What the task asks:
Which of the lines below hold the word "General"? Pull each of them out.

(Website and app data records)
Segment Open
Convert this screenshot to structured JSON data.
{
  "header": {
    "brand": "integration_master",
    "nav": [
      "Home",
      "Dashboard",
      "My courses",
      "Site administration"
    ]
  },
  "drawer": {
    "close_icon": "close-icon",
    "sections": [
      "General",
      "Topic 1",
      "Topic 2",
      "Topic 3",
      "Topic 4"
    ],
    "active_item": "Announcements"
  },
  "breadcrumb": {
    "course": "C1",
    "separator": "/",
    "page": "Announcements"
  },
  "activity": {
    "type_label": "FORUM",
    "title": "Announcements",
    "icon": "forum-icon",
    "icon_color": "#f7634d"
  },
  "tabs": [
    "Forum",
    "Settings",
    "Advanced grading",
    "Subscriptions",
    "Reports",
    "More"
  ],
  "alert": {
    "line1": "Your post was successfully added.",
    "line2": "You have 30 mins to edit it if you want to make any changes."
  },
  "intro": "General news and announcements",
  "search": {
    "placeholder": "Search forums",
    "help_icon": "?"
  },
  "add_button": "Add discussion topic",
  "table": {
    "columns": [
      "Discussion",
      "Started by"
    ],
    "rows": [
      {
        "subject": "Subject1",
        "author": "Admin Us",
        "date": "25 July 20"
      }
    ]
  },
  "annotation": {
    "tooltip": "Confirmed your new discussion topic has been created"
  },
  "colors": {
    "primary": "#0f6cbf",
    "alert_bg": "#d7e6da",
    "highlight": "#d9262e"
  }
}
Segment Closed
Answer to this exercise:
      "General",
  "intro": "General news and announcements",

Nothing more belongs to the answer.